  13. Burley, Lucy; Cox, Diane; Findley, Leslie (Aug 1, 2007). "Severe Chronic Fatigue Syndrome: Recovery is Possible" (PDF). British Journal of Occupational Therapy. pp. 339–344. doi:10.1177/030802260707000803. Retrieved Feb 11, 2019. 
  14. Wiborg, Jan F.; van der Werf, Sieberen; Prins, Judith B.; Bleijenberg, Gijs (May 2010). "Being homebound with chronic fatigue syndrome: A multidimensional comparison with outpatients". Psychiatry Research. 177 (1-2): 246–249. doi:10.1016/j.psychres.2010.02.010. ISSN 0165-1781. 
  15. Pates, Andrew (Nov 14, 2014). "Severe M.E. Time to Deliver - Report" (PDF). 
  16. Mihelicova, Martina; Siegel, Zachary; Evans, Meredyth; Brown, Abigail; Jason, Leonard (Dec 2016). "Caring for People with Severe Myalgic Encephalomyelitis: An Interpretative Phenomenological Analysis of Parents' Experiences". Journal of health psychology. 21 (12): 2824–2837. doi:10.1177/1359105315587137. ISSN 1359-1053. PMC 4675701Freely accessible. PMID 26063209. 
  17. Strassheim, Victoria Jane; Lambson, Rebecca; Hackett, Katie; Newton, Julia L (2017). "Understanding severely affected chronic fatigue syndrome (CFS): the gravity of the situation". Physical Therapy Reviews. 22 (3-4): 197–201. doi:10.1080/10833196.2017.1327131. Retrieved Oct 20, 2018. 
  18. 18.018.1 Strassheim, Victoria; Lambson, Rebecca; Hackett, Katie L.; Newton, Julia L. (Jun 19, 2017). "What is known about severe and very severe chronic fatigue syndrome? A scoping review". Fatigue: Biomedicine, Health & Behavior. 5 (3): 167–183. doi:10.1080/21641846.2017.1333185. ISSN 2164-1846. 
  19. 19.019.1 Rowe, Peter C.; Marden, Colleen L.; Heinlein, Scott; Edwards, Charles C. (Feb 2, 2018). "Improvement of severe myalgic encephalomyelitis/chronic fatigue syndrome symptoms following surgical treatment of cervical spinal stenosis". Journal of Translational Medicine. 16 (1): 21. doi:10.1186/s12967-018-1397-7. ISSN 1479-5876. PMC 5796598Freely accessible. PMID 29391028. 
  20. Bassett, Jodi (Jun 2012). "The comprehensive M.E. symptom list" (PDF). The Hummingbirds' Foundation for M.E. (HFME). Retrieved Dec 12, 2018. 
  21. The Grace Charity for M.E.; 25% ME Group (Jan 2019). "KNOWLEDGE IN THE HOPE OF PROTECTING M.E. SUFFERERS FROM UNNECESSARY SECTIONING". Retrieved Jul 12, 2019. 
  22. Pates, Andrew (Nov 14, 2014). "My life stopped..." (PDF). Action for ME. 
  23. "Symptoms - 25% M.E. Group". 25% M.E. Group. Retrieved Oct 20, 2018. 
  24. Crowhurst, Greg (2005). "Supporting people with severe myalgic encephalomyelitis" (PDF). Nursing Standard – via Art and Science Chronic Illness. 
  25. Rolfe, Brooke (Oct 16, 2018). "Woman, 33, has been living on a dementia ward for FIVE years". Mail Online. Retrieved Oct 17, 2018. 
  26. The Caged Bird (2016). "ME Awareness May 2016". YouTube. Let's Do It for ME. Retrieved Jan 28, 2019. 

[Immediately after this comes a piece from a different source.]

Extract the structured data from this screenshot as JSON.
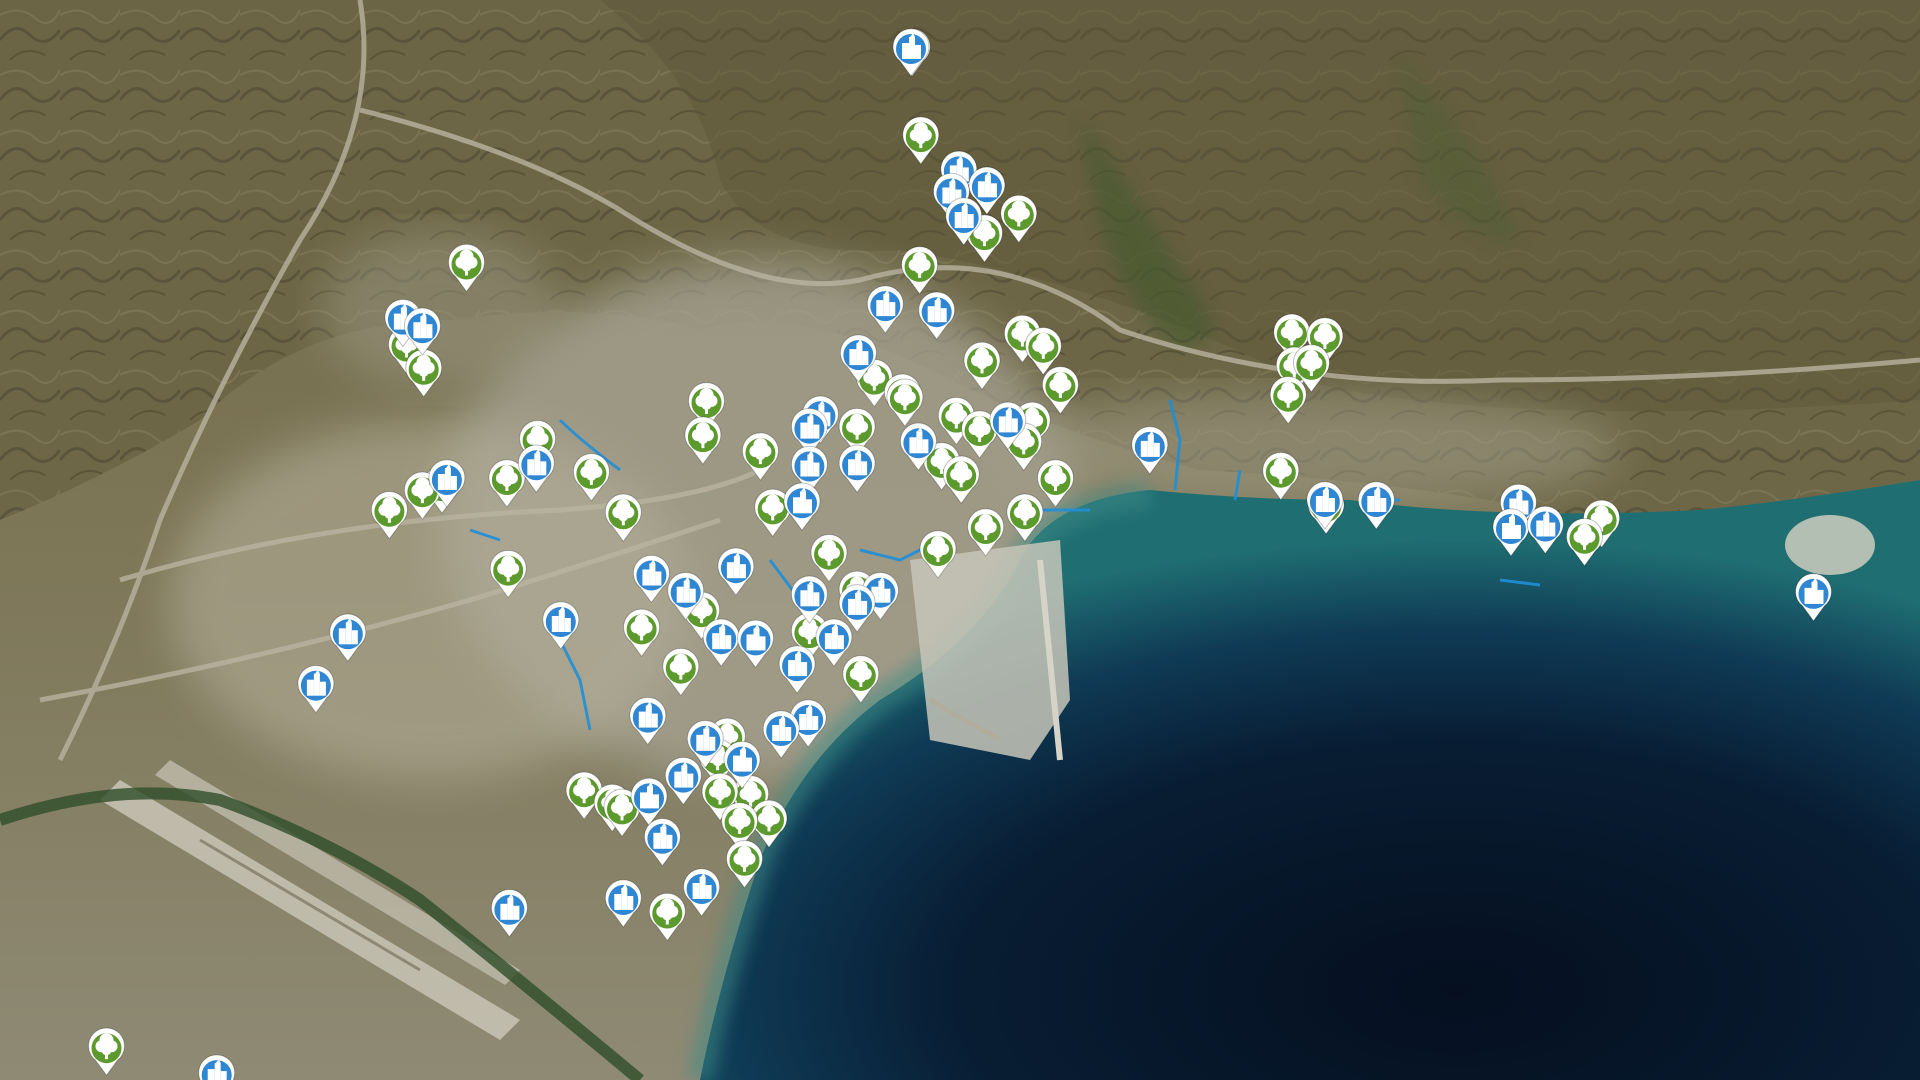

Myalgic encephalomyelitis or M.E. has different diagnostic criteria to chronic fatigue syndrome; neurological symptoms are required but fatigue is an optional symptom.<ref name="ICP2011primer">{{Citation

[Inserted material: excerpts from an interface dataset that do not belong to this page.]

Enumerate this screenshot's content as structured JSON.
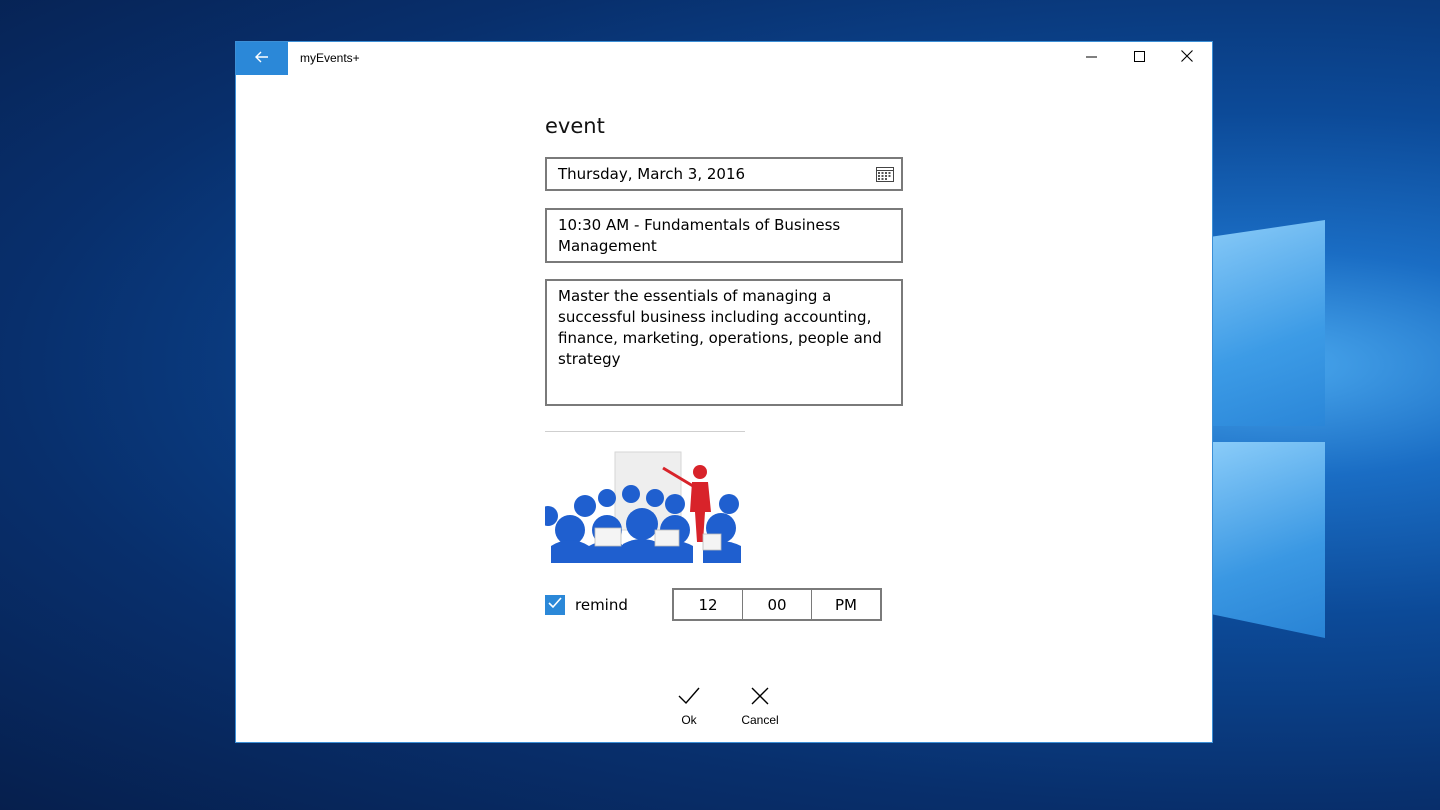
{
  "window": {
    "title": "myEvents+",
    "accent_color": "#2b88d8"
  },
  "titlebar": {
    "back_icon": "arrow-left-icon",
    "minimize_icon": "minimize-icon",
    "maximize_icon": "maximize-icon",
    "close_icon": "close-icon"
  },
  "form": {
    "heading": "event",
    "date": "Thursday, March 3, 2016",
    "date_icon": "calendar-icon",
    "event_title": "10:30 AM - Fundamentals of Business Management",
    "description": "Master the essentials of managing a successful business including accounting, finance, marketing, operations, people and strategy",
    "image_alt": "presentation-illustration",
    "remind": {
      "label": "remind",
      "checked": true,
      "hour": "12",
      "minute": "00",
      "period": "PM"
    }
  },
  "commands": {
    "ok_label": "Ok",
    "ok_icon": "checkmark-icon",
    "cancel_label": "Cancel",
    "cancel_icon": "cancel-x-icon"
  }
}
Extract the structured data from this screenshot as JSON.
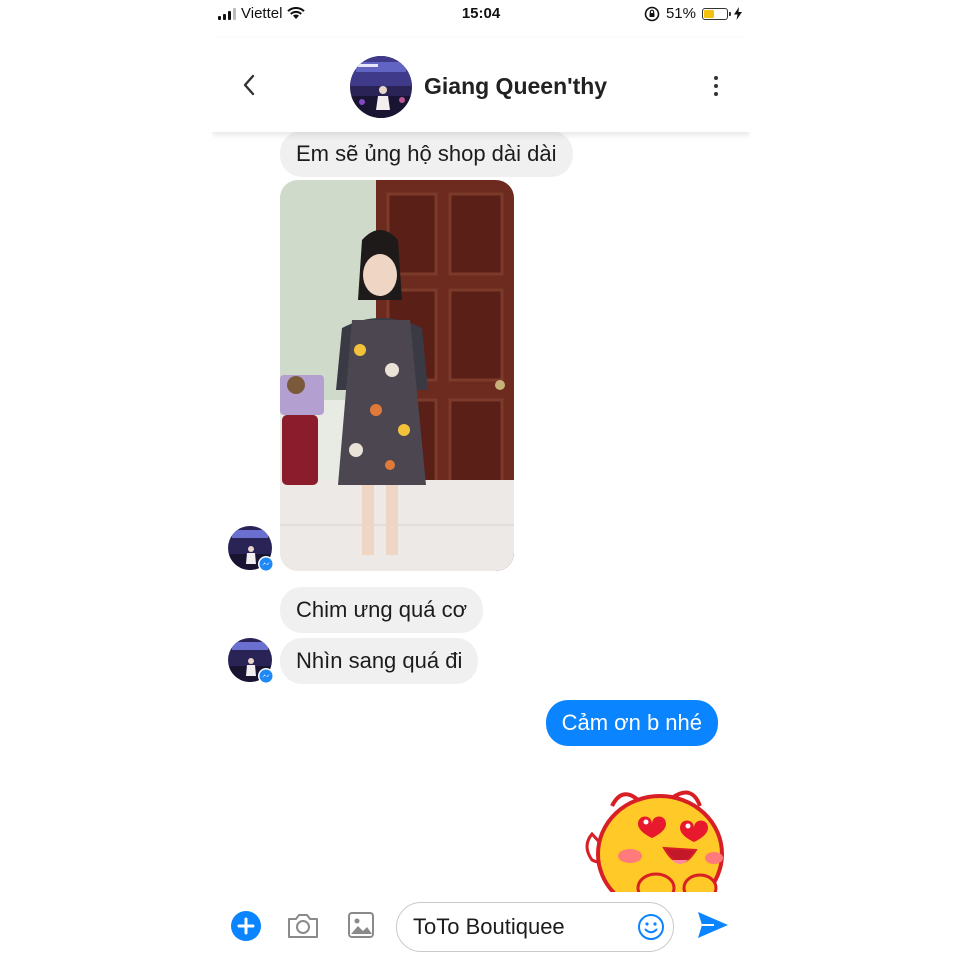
{
  "status_bar": {
    "carrier": "Viettel",
    "time": "15:04",
    "battery": "51%",
    "battery_level": 0.51,
    "icons": [
      "signal-icon",
      "wifi-icon",
      "rotation-lock-icon",
      "battery-icon",
      "charging-bolt-icon"
    ]
  },
  "header": {
    "contact_name": "Giang Queen'thy",
    "icons": [
      "back-chevron-icon",
      "more-vertical-icon"
    ]
  },
  "messages": [
    {
      "from": "contact",
      "type": "text",
      "text": "Em sẽ ủng hộ shop dài dài"
    },
    {
      "from": "contact",
      "type": "photo"
    },
    {
      "from": "contact",
      "type": "text",
      "text": "Chim ưng quá cơ"
    },
    {
      "from": "contact",
      "type": "text",
      "text": "Nhìn sang quá đi"
    },
    {
      "from": "me",
      "type": "text",
      "text": "Cảm ơn b nhé"
    },
    {
      "from": "me",
      "type": "sticker",
      "sticker": "heart-eyes-chick-sticker"
    }
  ],
  "composer": {
    "input_value": "ToTo Boutiquee",
    "icons": [
      "plus-icon",
      "camera-icon",
      "gallery-icon",
      "emoji-icon",
      "send-icon"
    ]
  },
  "colors": {
    "accent": "#0a84ff",
    "incoming_bubble": "#f0f0f0",
    "battery_fill": "#f4c20d"
  }
}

Myalgic encephalomyelitis or chronic fatigue syndrome, often used when both illnesses are considered the same.

Myalgic encephalomyelitis or M.E. has different diagnostic criteria to chronic fatigue syndrome; neurological symptoms are required but fatigue is an optional symptom.<ref name="ICP2011primer">{{Citation

The information provided at this site is not intended to diagnose or treat any illness.
From MEpedia, a crowd-sourced encyclopedia of ME and CFS science and history.